Have you ever said to yourself, "I wish someone had explained this rule enforcement to me so clearly earlier in my career?" Have you ever made the comment, "I really think a better use of this sports’ mechanic would be this way!" How often have you wished there was a source for more specific information on a rule or mechanic topic? Do you remember the first time a veteran official shared a trick-of-the-trade with you?
Most of us have had these and similar questions cross our minds during our officiating careers. We have often been blessed with a mentor or a friend who helped us understand or improve in our sport. Rarely does an official pick up on every aspect of their sport or managing their contest from the beginning. Continuing education for sports officials is perhaps the most critical element to improving and advancing in our officiating careers.
If you have advanced, if you have benefited from mentoring, if you have learned ways to make your work easier, are you ready to give back to others?
The NFHS is actively recruiting articles for its new NFHS Officiating Today online publication to help educate officials in all sports at all experience levels. What was formerly the NFHS Officials' Quarterly is now online. On a regular basis, articles written by officials will be posted that can help you learn or improve in your officiating work. Can you share information that will help others?
The NFHS Officials Publications Committee needs your contributions. We are looking for articles prepared by active officials for active officials. Your topic could be explaining how you use certain mechanics to improve your game.
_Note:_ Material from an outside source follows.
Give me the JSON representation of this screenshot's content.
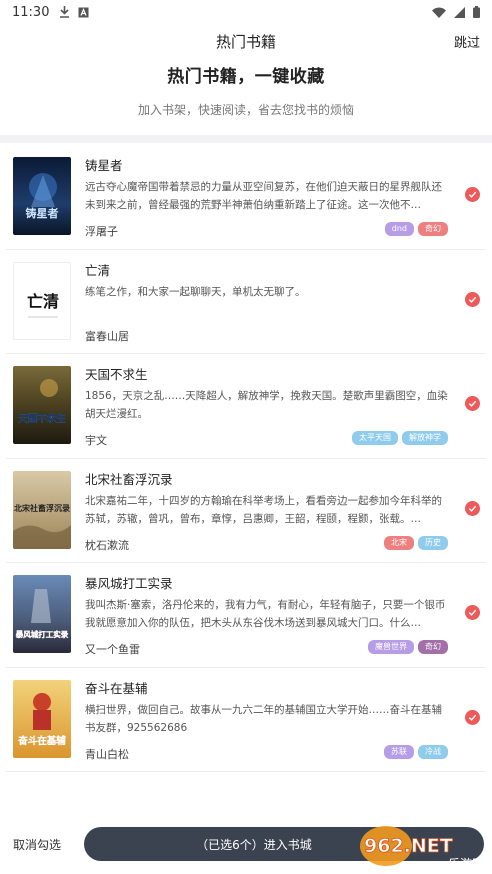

You might share with others how you deal with an emotional coach or an overeager athlete. Perhaps you want to share your opinion on how or why a certain rule is beneficial to the sport or may need some modification. This is a great opportunity to share you insights and opinions with officials around the nation.
All you need to do is select a topic of interest to you. Write the article using the NFHS rules and mechanics as your guide. If you quote others or use outside sources, make sure to properly attribute the information to them. Using programs like Microsoft Word to complete your article will help with spelling and grammar, but don't worry about that. NFHS editors will review any article prior to publication.
The committee is seeking articles that can run up to 1,500 words. Shorter articles may cover the story and would be acceptable, while a longer article might be divided into multiple parts. Once you have the article completed, e-mail it to cboone, the NFHS liaison to the NFHS Officials Publications Committee at email@example.com.
Your article will be reviewed by a committee of officials who make the final determination on publishing the article. Sometimes an article is set for some rewrite work and a member of the committee can work with you to address any issues.
Articles from any sport are welcome, but we are most interested in those sports that are sometimes referred to as “minor" or "secondary" sports. Of course, for those officials and students involved, there is nothing minor or secondary about them. We seek articles pertaining to swimming, field hockey, softball, volleyball, cross-country, soccer, track and field, and wrestling. Information that you wish to share regarding football, basketball and baseball is just as welcome; your perspective will help some other official.
Some officials have even joined together with a local high school coach to approach a topic from the two different perspectives. We call those a "How it's Coached-How it's Called" article and they often provide insight into the debates taking place on courts and fields all over the country.
Another interesting angle in past articles is an official who works both male and female versions of a sport and they identify what differences, if any, they feel are experienced in the different contests.
Perhaps you are involved in the law, medicine, accounting or another profession that would lend itself to an article about how you might look at sports officiating from that perspective. Maybe your topic is how things are different from when you were an athlete or how you see sports differently as a parent of an athlete and as an official.
Hopefully, you see that the topics are nearly limitless. Your opinions, your experience, your sharing are what the NFHS Officials Publications Committee is looking for. Won't you please take the time to create an article? You will be helping another official somewhere and completing the link of giving to the next generation as you were given years ago. We look forward to seeing your byline on the NFHS Officiating Today online publication soon.